By Mike Prokosch, Special to the Reporter
The hurricanes just keep on coming. Last week, one of the most powerful storms ever recorded left a number of Caribbean islands barely livable.
Two weeks earlier, Hurricane Harvey dumped a whole year’s rain on Houston. Refineries shut down, chemical plants caught fire, toxins flowed into the water while storm drains and sewers overflowed. Parents pulled their children through that chest-high water in plastic tubs.
And as the water began to recede, people started to ask: Why was this storm so devastating?
One reason is clear: The weather is getting much, much worse. Climate scientists have been predicting extreme storms, but they are coming along much faster than predicted. Houston didn’t have to wait a thousand years for a “thousand-year storm” like Harvey.
Another reason should now be clear: Houston grew too fast. The land is bayou country: swampy, flat, and slow to drain. Prairies and wetlands used to absorb rainfall, but developers paved them over and slapped buildings on them. The breakneck building boom made Houston a target for expensive storms. Floods in 2001, 2015, and 2016 killed 38 people and caused $6 billion in property damage, with the 2001 storm alone damaging 73,000 residences. And they kept building.
Were they smart to put so many buildings on land that was so vulnerable to floods? Well, is it smart to put more buildings in Glover’s Corner, Port Norfolk, Columbia Point, and on the Globe site?
A developer wants to put 150 condos, a small hotel, and a restaurant on the Port Norfolk marina property. Flood maps from last year’s Climate Ready Boston report show that land will go under water during storms as soon as 2050 – sooner if climate change keeps accelerating. How will residents get out, and emergency vehicles get in, if the roads flood, as other maps show for the years after 2050?

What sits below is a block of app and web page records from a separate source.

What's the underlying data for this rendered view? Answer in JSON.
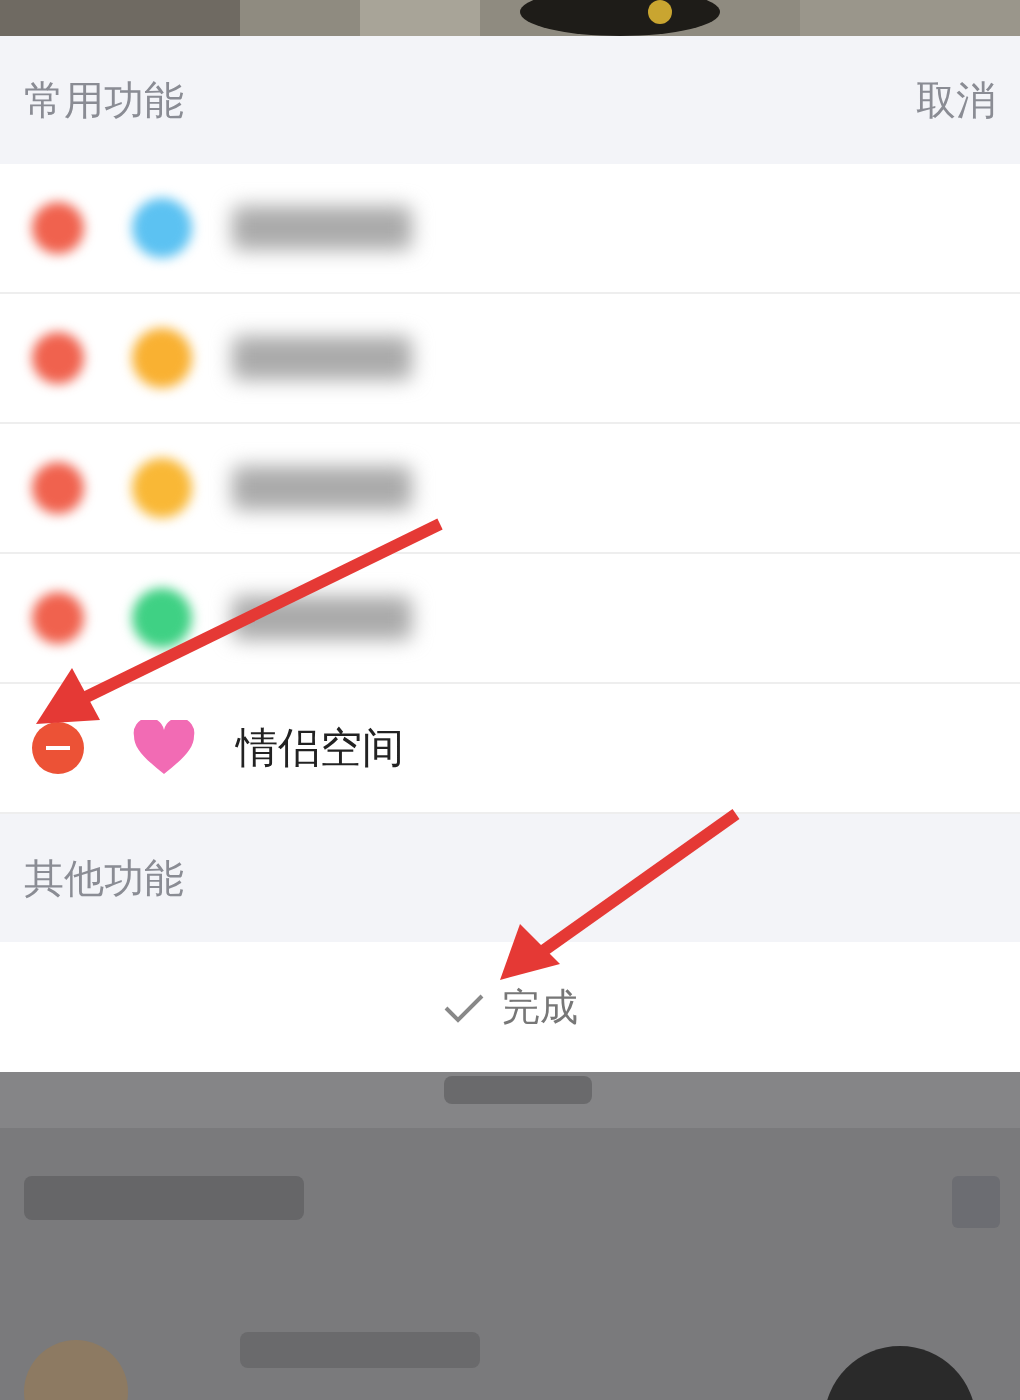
{
  "sections": [
    {
      "title": "常用功能",
      "action": "取消",
      "items": [
        {
          "kind": "blurred",
          "color": "#5cc2f2"
        },
        {
          "kind": "blurred",
          "color": "#f9b132"
        },
        {
          "kind": "blurred",
          "color": "#f9b836"
        },
        {
          "kind": "blurred",
          "color": "#3fd184"
        },
        {
          "kind": "plain",
          "label": "情侣空间"
        }
      ]
    },
    {
      "title": "其他功能"
    }
  ],
  "done_button": {
    "label": "完成"
  }
}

The same maps show parts of Columbia Point under water during 2050s storms, with the surrounding area and Morrissey Boulevard flooded in following years. And Glover’s Corner, although protected from sea level rise by the Expressway, is on very low land that could easily flood in big storms.
All of which will be bad enough for people with the cars, money, and strength to get out fast. It will be far worse for the most vulnerable: people with medical conditions, old folks and children, lower-income families, people of color. They are the ones who died during Katrina and Sandy.
People with less mobility and money are stuck when storms hit. They can’t call in private rescue services. They often live in the most marginal, flood-prone places. If they survive, they lose their homes, and they don’t come back.
A Katrina, a Sandy, or a Harvey could devastate Dorchester. And it could happen well before 2050. How can we avoid such a disaster?
One step is obvious: Slow down the changing climate. Switch from fossil fuels to renewable energy as fast as we possibly can. Scientists agree that if we keep burning gas and oil, climate change will accelerate. City officials are encouraging us to weatherize our homes, but they’re not trying to switch us over to wind and solar power.
That could change very soon. In October the City Council will take up a proposal for Community Choice Energy, which would add more renewable power to the electricity we use without raising our bills, and encourage the energy industry to build more solar and wind farms. Cities around Boston are doing it successfully and most members of the city council favors that program. Mayor Walsh should endorse it now. It’s the fastest, cheapest way to start us down a fossil-free road.
Another step we can take is to hit the “pause” button for new projects until we know we can develop flood-prone land safely. East Boston and Charlestown residents are working with City Hall staff to flood-proof their neighborhoods. Floodgates, levees, and “buffer” parks that absorb storm water could help. But buildings will also need to be flood-resistant, with utilities on the roof and high first-floor ceilings. Buildings should be very energy-efficient with backup systems so they can stand alone. Neighborhoods may need to lay out some new building standards until the zoning and building codes catch up with climate reality.
Boston Planning and Development Agency staff are confident they can solve flooding problems in Glover’s Corner with buffer parks that absorb storm water. But area residents need much stronger research and analysis on climate change and sustainable development so that they can reach their own conclusions about what’s safe. BPDA needs to provide analysis about housing and displacement as well. Gentrification, displacement, and climate change are all threats to Dorchester, and especially to working-class people of color here.
The BPDA states that it strives to honor community-driven planning and to base policy decisions on strong data and analysis. Planning is about the future – our future. Let’s share the info and take the time to get it right.
Mike Prokosch of Dorchester works with Boston Climate Action Network and with community groups concerned about Glover’s Corner development.